----- DATA RECORDS
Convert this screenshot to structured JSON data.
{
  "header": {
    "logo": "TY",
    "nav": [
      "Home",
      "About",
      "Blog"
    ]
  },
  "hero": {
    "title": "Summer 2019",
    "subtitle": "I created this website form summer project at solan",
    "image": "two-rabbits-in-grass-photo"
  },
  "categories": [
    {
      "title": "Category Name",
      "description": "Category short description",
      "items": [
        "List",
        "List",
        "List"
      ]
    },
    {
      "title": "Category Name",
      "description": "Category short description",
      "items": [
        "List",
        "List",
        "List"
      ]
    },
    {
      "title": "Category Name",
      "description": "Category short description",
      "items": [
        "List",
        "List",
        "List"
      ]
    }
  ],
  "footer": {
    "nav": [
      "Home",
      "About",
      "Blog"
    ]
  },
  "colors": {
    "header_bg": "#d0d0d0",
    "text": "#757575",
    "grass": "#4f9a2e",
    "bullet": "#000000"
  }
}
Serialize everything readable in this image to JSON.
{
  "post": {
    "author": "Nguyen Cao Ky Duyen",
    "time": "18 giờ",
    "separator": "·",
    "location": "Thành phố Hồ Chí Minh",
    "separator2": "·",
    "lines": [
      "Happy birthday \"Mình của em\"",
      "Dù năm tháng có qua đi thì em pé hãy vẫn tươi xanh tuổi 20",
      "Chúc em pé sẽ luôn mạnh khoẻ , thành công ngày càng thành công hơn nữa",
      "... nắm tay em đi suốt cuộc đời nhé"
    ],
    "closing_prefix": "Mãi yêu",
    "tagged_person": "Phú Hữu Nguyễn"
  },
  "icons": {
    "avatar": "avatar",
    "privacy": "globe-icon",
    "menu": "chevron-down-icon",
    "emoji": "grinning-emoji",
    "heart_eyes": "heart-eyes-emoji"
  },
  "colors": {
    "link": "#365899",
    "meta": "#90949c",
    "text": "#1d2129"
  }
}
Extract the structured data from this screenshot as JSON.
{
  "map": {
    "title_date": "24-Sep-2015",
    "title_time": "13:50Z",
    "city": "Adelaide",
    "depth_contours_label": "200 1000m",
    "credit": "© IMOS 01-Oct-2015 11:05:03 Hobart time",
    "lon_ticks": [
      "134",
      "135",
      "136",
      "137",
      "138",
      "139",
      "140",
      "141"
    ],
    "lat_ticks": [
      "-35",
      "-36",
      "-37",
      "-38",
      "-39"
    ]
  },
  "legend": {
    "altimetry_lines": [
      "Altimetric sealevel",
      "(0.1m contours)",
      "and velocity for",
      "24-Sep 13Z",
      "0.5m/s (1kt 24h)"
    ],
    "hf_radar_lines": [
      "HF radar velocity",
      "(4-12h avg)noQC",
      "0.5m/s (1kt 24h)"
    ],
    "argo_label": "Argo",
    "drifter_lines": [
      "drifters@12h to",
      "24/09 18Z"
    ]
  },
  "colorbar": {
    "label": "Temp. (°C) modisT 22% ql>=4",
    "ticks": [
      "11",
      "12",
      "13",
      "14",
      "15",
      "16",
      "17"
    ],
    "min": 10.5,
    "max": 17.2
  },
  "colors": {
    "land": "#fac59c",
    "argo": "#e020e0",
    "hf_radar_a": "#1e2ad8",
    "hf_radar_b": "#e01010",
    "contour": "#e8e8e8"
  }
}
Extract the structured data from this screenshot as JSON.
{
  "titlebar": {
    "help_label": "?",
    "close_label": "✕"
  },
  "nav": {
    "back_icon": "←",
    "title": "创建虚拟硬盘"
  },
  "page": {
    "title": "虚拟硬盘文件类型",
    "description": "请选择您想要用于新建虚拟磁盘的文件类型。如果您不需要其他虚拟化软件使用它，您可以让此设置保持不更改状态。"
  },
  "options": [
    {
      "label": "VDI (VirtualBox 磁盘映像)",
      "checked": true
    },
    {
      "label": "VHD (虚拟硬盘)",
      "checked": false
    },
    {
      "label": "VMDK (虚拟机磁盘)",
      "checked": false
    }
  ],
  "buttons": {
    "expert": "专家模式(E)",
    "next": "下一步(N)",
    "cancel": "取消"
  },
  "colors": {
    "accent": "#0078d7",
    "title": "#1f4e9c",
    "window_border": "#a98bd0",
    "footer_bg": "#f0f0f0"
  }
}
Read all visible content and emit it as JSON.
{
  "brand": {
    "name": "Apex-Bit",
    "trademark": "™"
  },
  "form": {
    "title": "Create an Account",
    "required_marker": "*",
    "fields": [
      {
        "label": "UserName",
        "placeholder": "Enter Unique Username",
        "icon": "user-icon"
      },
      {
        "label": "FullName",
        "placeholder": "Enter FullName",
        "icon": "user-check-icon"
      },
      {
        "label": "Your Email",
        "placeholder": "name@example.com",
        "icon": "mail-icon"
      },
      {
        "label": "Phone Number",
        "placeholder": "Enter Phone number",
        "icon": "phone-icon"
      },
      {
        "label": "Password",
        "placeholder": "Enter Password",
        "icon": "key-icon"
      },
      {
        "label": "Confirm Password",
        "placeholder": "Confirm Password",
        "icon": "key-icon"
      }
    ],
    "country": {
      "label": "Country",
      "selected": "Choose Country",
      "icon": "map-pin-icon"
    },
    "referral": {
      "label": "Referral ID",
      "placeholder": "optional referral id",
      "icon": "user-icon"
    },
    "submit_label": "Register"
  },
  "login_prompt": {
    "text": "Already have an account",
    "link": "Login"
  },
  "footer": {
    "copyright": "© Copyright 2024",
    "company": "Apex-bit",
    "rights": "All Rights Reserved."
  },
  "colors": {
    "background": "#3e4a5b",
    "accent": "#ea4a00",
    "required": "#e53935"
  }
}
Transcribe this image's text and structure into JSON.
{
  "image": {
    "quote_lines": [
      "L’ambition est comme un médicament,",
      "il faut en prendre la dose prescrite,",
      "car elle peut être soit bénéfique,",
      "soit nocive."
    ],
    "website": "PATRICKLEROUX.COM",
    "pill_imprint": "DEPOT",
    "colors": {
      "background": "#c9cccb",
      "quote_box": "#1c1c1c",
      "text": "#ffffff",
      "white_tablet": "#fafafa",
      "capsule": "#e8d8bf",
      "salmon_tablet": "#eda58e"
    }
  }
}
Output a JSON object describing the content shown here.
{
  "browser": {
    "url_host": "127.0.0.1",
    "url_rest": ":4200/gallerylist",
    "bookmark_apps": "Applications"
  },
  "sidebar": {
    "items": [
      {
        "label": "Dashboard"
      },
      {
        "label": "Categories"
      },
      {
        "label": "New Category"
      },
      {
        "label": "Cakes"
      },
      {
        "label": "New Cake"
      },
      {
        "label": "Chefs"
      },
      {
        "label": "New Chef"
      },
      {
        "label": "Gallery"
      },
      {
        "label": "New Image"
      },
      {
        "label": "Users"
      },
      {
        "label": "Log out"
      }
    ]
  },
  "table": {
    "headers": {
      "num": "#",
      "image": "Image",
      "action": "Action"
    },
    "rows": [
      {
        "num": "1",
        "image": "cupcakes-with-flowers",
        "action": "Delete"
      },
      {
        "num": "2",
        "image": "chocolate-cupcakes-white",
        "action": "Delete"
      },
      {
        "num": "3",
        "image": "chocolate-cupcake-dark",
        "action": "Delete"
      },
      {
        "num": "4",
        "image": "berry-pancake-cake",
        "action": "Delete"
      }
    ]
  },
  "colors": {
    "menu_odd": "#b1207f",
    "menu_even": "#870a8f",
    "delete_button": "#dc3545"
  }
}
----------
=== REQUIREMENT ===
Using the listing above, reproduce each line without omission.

=== RESPONSE BOX ===
Convert this screenshot to structured JSON data.
{
  "header": {
    "logo": "TY",
    "nav": [
      "Home",
      "About",
      "Blog"
    ]
  },
  "hero": {
    "title": "Summer 2019",
    "subtitle": "I created this website form summer project at solan",
    "image": "two-rabbits-in-grass-photo"
  },
  "categories": [
    {
      "title": "Category Name",
      "description": "Category short description",
      "items": [
        "List",
        "List",
        "List"
      ]
    },
    {
      "title": "Category Name",
      "description": "Category short description",
      "items": [
        "List",
        "List",
        "List"
      ]
    },
    {
      "title": "Category Name",
      "description": "Category short description",
      "items": [
        "List",
        "List",
        "List"
      ]
    }
  ],
  "footer": {
    "nav": [
      "Home",
      "About",
      "Blog"
    ]
  },
  "colors": {
    "header_bg": "#d0d0d0",
    "text": "#757575",
    "grass": "#4f9a2e",
    "bullet": "#000000"
  }
}
Serialize everything readable in this image to JSON.
{
  "post": {
    "author": "Nguyen Cao Ky Duyen",
    "time": "18 giờ",
    "separator": "·",
    "location": "Thành phố Hồ Chí Minh",
    "separator2": "·",
    "lines": [
      "Happy birthday \"Mình của em\"",
      "Dù năm tháng có qua đi thì em pé hãy vẫn tươi xanh tuổi 20",
      "Chúc em pé sẽ luôn mạnh khoẻ , thành công ngày càng thành công hơn nữa",
      "... nắm tay em đi suốt cuộc đời nhé"
    ],
    "closing_prefix": "Mãi yêu",
    "tagged_person": "Phú Hữu Nguyễn"
  },
  "icons": {
    "avatar": "avatar",
    "privacy": "globe-icon",
    "menu": "chevron-down-icon",
    "emoji": "grinning-emoji",
    "heart_eyes": "heart-eyes-emoji"
  },
  "colors": {
    "link": "#365899",
    "meta": "#90949c",
    "text": "#1d2129"
  }
}
Extract the structured data from this screenshot as JSON.
{
  "map": {
    "title_date": "24-Sep-2015",
    "title_time": "13:50Z",
    "city": "Adelaide",
    "depth_contours_label": "200 1000m",
    "credit": "© IMOS 01-Oct-2015 11:05:03 Hobart time",
    "lon_ticks": [
      "134",
      "135",
      "136",
      "137",
      "138",
      "139",
      "140",
      "141"
    ],
    "lat_ticks": [
      "-35",
      "-36",
      "-37",
      "-38",
      "-39"
    ]
  },
  "legend": {
    "altimetry_lines": [
      "Altimetric sealevel",
      "(0.1m contours)",
      "and velocity for",
      "24-Sep 13Z",
      "0.5m/s (1kt 24h)"
    ],
    "hf_radar_lines": [
      "HF radar velocity",
      "(4-12h avg)noQC",
      "0.5m/s (1kt 24h)"
    ],
    "argo_label": "Argo",
    "drifter_lines": [
      "drifters@12h to",
      "24/09 18Z"
    ]
  },
  "colorbar": {
    "label": "Temp. (°C) modisT 22% ql>=4",
    "ticks": [
      "11",
      "12",
      "13",
      "14",
      "15",
      "16",
      "17"
    ],
    "min": 10.5,
    "max": 17.2
  },
  "colors": {
    "land": "#fac59c",
    "argo": "#e020e0",
    "hf_radar_a": "#1e2ad8",
    "hf_radar_b": "#e01010",
    "contour": "#e8e8e8"
  }
}
Extract the structured data from this screenshot as JSON.
{
  "titlebar": {
    "help_label": "?",
    "close_label": "✕"
  },
  "nav": {
    "back_icon": "←",
    "title": "创建虚拟硬盘"
  },
  "page": {
    "title": "虚拟硬盘文件类型",
    "description": "请选择您想要用于新建虚拟磁盘的文件类型。如果您不需要其他虚拟化软件使用它，您可以让此设置保持不更改状态。"
  },
  "options": [
    {
      "label": "VDI (VirtualBox 磁盘映像)",
      "checked": true
    },
    {
      "label": "VHD (虚拟硬盘)",
      "checked": false
    },
    {
      "label": "VMDK (虚拟机磁盘)",
      "checked": false
    }
  ],
  "buttons": {
    "expert": "专家模式(E)",
    "next": "下一步(N)",
    "cancel": "取消"
  },
  "colors": {
    "accent": "#0078d7",
    "title": "#1f4e9c",
    "window_border": "#a98bd0",
    "footer_bg": "#f0f0f0"
  }
}
Read all visible content and emit it as JSON.
{
  "brand": {
    "name": "Apex-Bit",
    "trademark": "™"
  },
  "form": {
    "title": "Create an Account",
    "required_marker": "*",
    "fields": [
      {
        "label": "UserName",
        "placeholder": "Enter Unique Username",
        "icon": "user-icon"
      },
      {
        "label": "FullName",
        "placeholder": "Enter FullName",
        "icon": "user-check-icon"
      },
      {
        "label": "Your Email",
        "placeholder": "name@example.com",
        "icon": "mail-icon"
      },
      {
        "label": "Phone Number",
        "placeholder": "Enter Phone number",
        "icon": "phone-icon"
      },
      {
        "label": "Password",
        "placeholder": "Enter Password",
        "icon": "key-icon"
      },
      {
        "label": "Confirm Password",
        "placeholder": "Confirm Password",
        "icon": "key-icon"
      }
    ],
    "country": {
      "label": "Country",
      "selected": "Choose Country",
      "icon": "map-pin-icon"
    },
    "referral": {
      "label": "Referral ID",
      "placeholder": "optional referral id",
      "icon": "user-icon"
    },
    "submit_label": "Register"
  },
  "login_prompt": {
    "text": "Already have an account",
    "link": "Login"
  },
  "footer": {
    "copyright": "© Copyright 2024",
    "company": "Apex-bit",
    "rights": "All Rights Reserved."
  },
  "colors": {
    "background": "#3e4a5b",
    "accent": "#ea4a00",
    "required": "#e53935"
  }
}
Transcribe this image's text and structure into JSON.
{
  "image": {
    "quote_lines": [
      "L’ambition est comme un médicament,",
      "il faut en prendre la dose prescrite,",
      "car elle peut être soit bénéfique,",
      "soit nocive."
    ],
    "website": "PATRICKLEROUX.COM",
    "pill_imprint": "DEPOT",
    "colors": {
      "background": "#c9cccb",
      "quote_box": "#1c1c1c",
      "text": "#ffffff",
      "white_tablet": "#fafafa",
      "capsule": "#e8d8bf",
      "salmon_tablet": "#eda58e"
    }
  }
}
Output a JSON object describing the content shown here.
{
  "browser": {
    "url_host": "127.0.0.1",
    "url_rest": ":4200/gallerylist",
    "bookmark_apps": "Applications"
  },
  "sidebar": {
    "items": [
      {
        "label": "Dashboard"
      },
      {
        "label": "Categories"
      },
      {
        "label": "New Category"
      },
      {
        "label": "Cakes"
      },
      {
        "label": "New Cake"
      },
      {
        "label": "Chefs"
      },
      {
        "label": "New Chef"
      },
      {
        "label": "Gallery"
      },
      {
        "label": "New Image"
      },
      {
        "label": "Users"
      },
      {
        "label": "Log out"
      }
    ]
  },
  "table": {
    "headers": {
      "num": "#",
      "image": "Image",
      "action": "Action"
    },
    "rows": [
      {
        "num": "1",
        "image": "cupcakes-with-flowers",
        "action": "Delete"
      },
      {
        "num": "2",
        "image": "chocolate-cupcakes-white",
        "action": "Delete"
      },
      {
        "num": "3",
        "image": "chocolate-cupcake-dark",
        "action": "Delete"
      },
      {
        "num": "4",
        "image": "berry-pancake-cake",
        "action": "Delete"
      }
    ]
  },
  "colors": {
    "menu_odd": "#b1207f",
    "menu_even": "#870a8f",
    "delete_button": "#dc3545"
  }
}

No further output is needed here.